INFORMATION PROVIDED:
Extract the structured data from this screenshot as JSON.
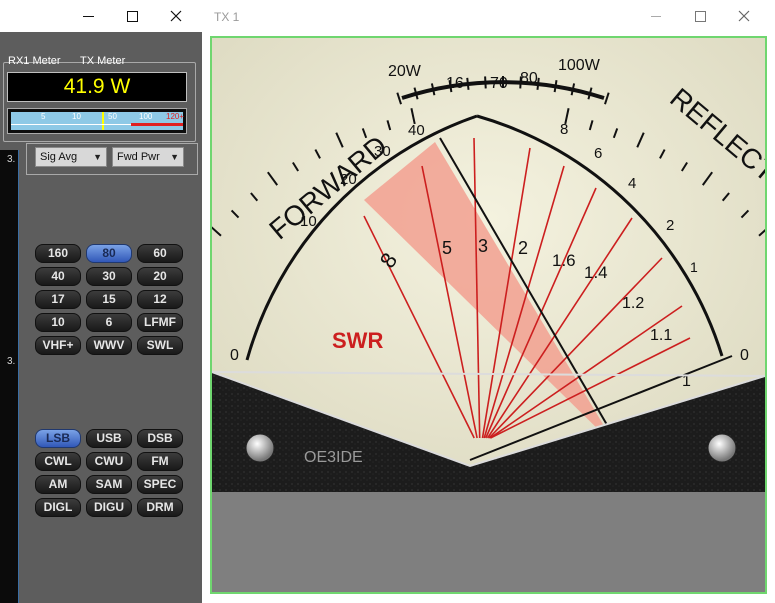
{
  "left_window": {
    "caption_buttons": {
      "minimize": "—",
      "maximize": "☐",
      "close": "✕"
    },
    "strip_numbers": [
      "3.",
      "3."
    ],
    "meter": {
      "rx_label": "RX1 Meter",
      "tx_label": "TX Meter",
      "reading": "41.9 W",
      "scale_ticks": [
        "5",
        "10",
        "50",
        "100",
        "120+"
      ],
      "fill_fraction": 0.53
    },
    "dropdowns": {
      "left": "Sig Avg",
      "right": "Fwd Pwr"
    },
    "bands": [
      "160",
      "80",
      "60",
      "40",
      "30",
      "20",
      "17",
      "15",
      "12",
      "10",
      "6",
      "LFMF",
      "VHF+",
      "WWV",
      "SWL"
    ],
    "active_band": "80",
    "modes": [
      "LSB",
      "USB",
      "DSB",
      "CWL",
      "CWU",
      "FM",
      "AM",
      "SAM",
      "SPEC",
      "DIGL",
      "DIGU",
      "DRM"
    ],
    "active_mode": "LSB"
  },
  "right_window": {
    "title": "TX 1",
    "caption_buttons": {
      "minimize": "—",
      "maximize": "☐",
      "close": "✕"
    },
    "meter": {
      "forward_label": "FORWARD",
      "reflected_label": "REFLECTED",
      "swr_label": "SWR",
      "brand": "OE3IDE",
      "forward_scale": [
        "0",
        "10",
        "20",
        "30",
        "40"
      ],
      "forward_top_scale": [
        "20W",
        "16",
        "70",
        "80",
        "100W"
      ],
      "reflected_scale": [
        "8",
        "6",
        "4",
        "2",
        "1",
        "0"
      ],
      "swr_scale": [
        "8",
        "5",
        "3",
        "2",
        "1.6",
        "1.4",
        "1.2",
        "1.1",
        "1"
      ],
      "colors": {
        "swr_red": "#cc1f1f",
        "needle": "#111111",
        "zone": "#f2a090"
      }
    }
  }
}
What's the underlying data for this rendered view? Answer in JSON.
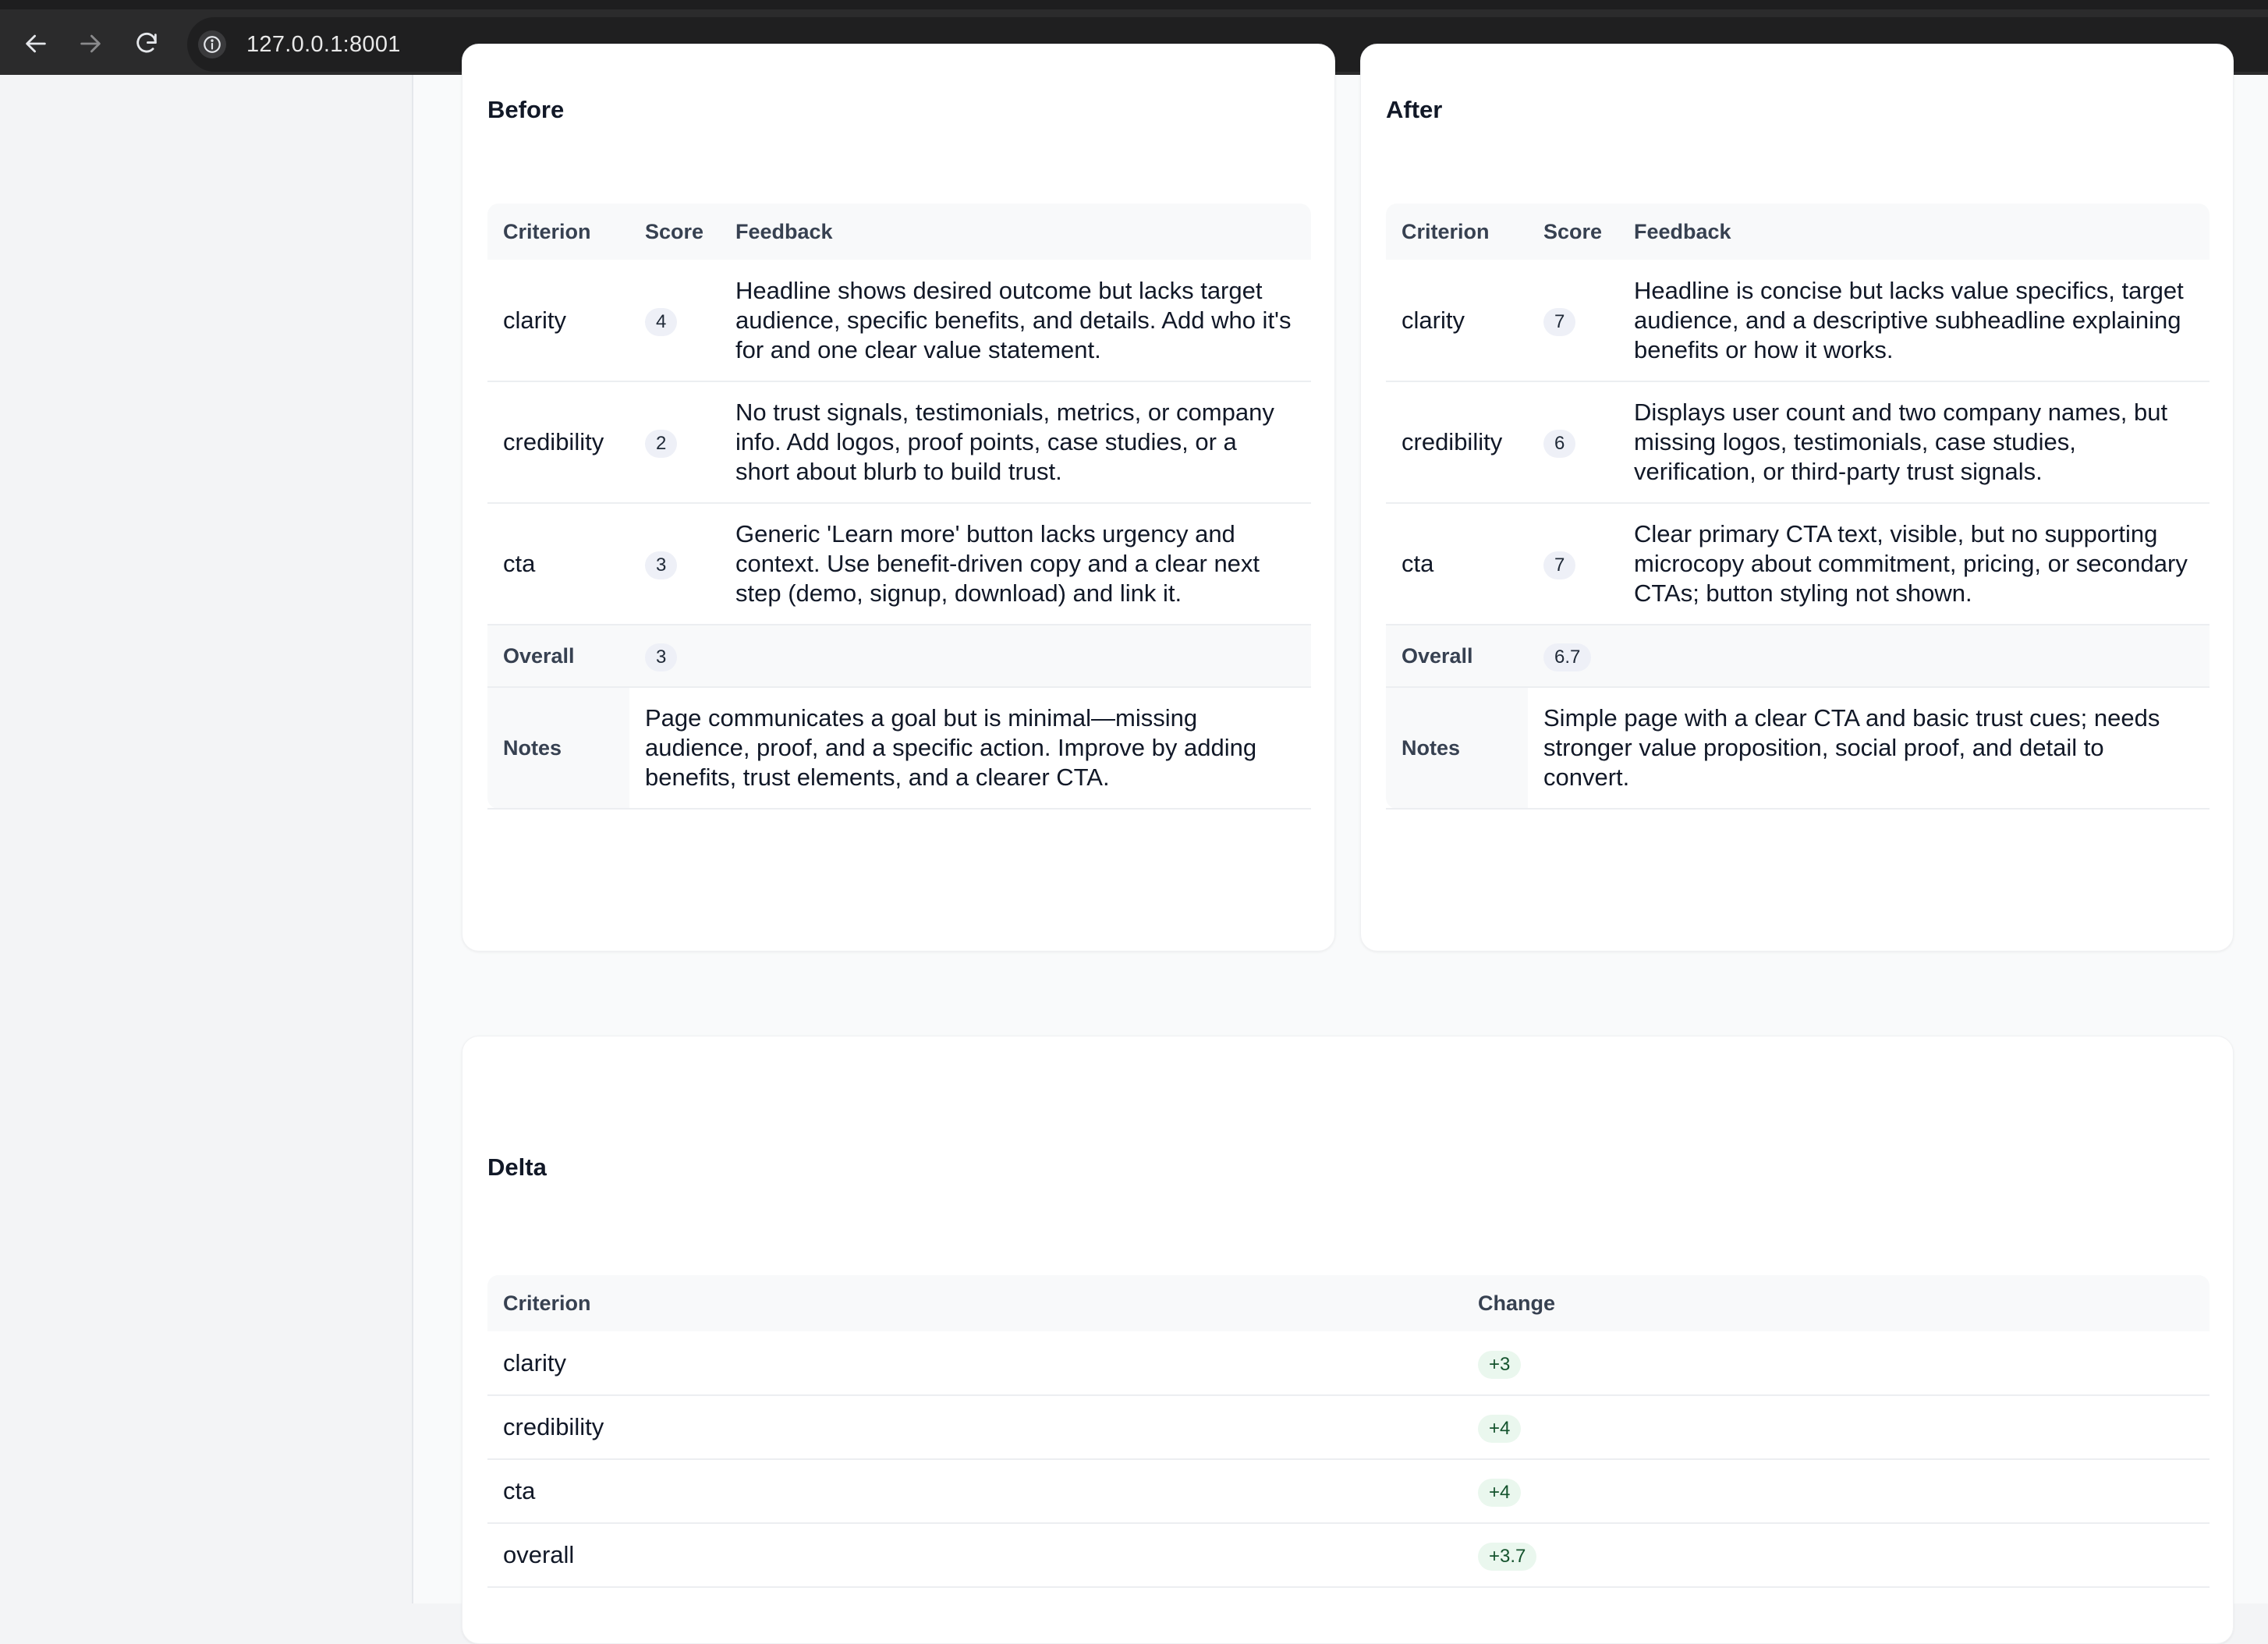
{
  "browser": {
    "url": "127.0.0.1:8001"
  },
  "before": {
    "title": "Before",
    "headers": [
      "Criterion",
      "Score",
      "Feedback"
    ],
    "rows": [
      {
        "criterion": "clarity",
        "score": "4",
        "feedback": "Headline shows desired outcome but lacks target audience, specific benefits, and details. Add who it's for and one clear value statement."
      },
      {
        "criterion": "credibility",
        "score": "2",
        "feedback": "No trust signals, testimonials, metrics, or company info. Add logos, proof points, case studies, or a short about blurb to build trust."
      },
      {
        "criterion": "cta",
        "score": "3",
        "feedback": "Generic 'Learn more' button lacks urgency and context. Use benefit-driven copy and a clear next step (demo, signup, download) and link it."
      }
    ],
    "overall_label": "Overall",
    "overall_score": "3",
    "notes_label": "Notes",
    "notes": "Page communicates a goal but is minimal—missing audience, proof, and a specific action. Improve by adding benefits, trust elements, and a clearer CTA."
  },
  "after": {
    "title": "After",
    "headers": [
      "Criterion",
      "Score",
      "Feedback"
    ],
    "rows": [
      {
        "criterion": "clarity",
        "score": "7",
        "feedback": "Headline is concise but lacks value specifics, target audience, and a descriptive subheadline explaining benefits or how it works."
      },
      {
        "criterion": "credibility",
        "score": "6",
        "feedback": "Displays user count and two company names, but missing logos, testimonials, case studies, verification, or third-party trust signals."
      },
      {
        "criterion": "cta",
        "score": "7",
        "feedback": "Clear primary CTA text, visible, but no supporting microcopy about commitment, pricing, or secondary CTAs; button styling not shown."
      }
    ],
    "overall_label": "Overall",
    "overall_score": "6.7",
    "notes_label": "Notes",
    "notes": "Simple page with a clear CTA and basic trust cues; needs stronger value proposition, social proof, and detail to convert."
  },
  "delta": {
    "title": "Delta",
    "headers": [
      "Criterion",
      "Change"
    ],
    "rows": [
      {
        "criterion": "clarity",
        "change": "+3"
      },
      {
        "criterion": "credibility",
        "change": "+4"
      },
      {
        "criterion": "cta",
        "change": "+4"
      },
      {
        "criterion": "overall",
        "change": "+3.7"
      }
    ]
  }
}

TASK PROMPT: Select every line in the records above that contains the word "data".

YOUR SOLUTION:
Extract the structured data from this screenshot as JSON.
What's the underlying data for this rendered view? Answer in JSON.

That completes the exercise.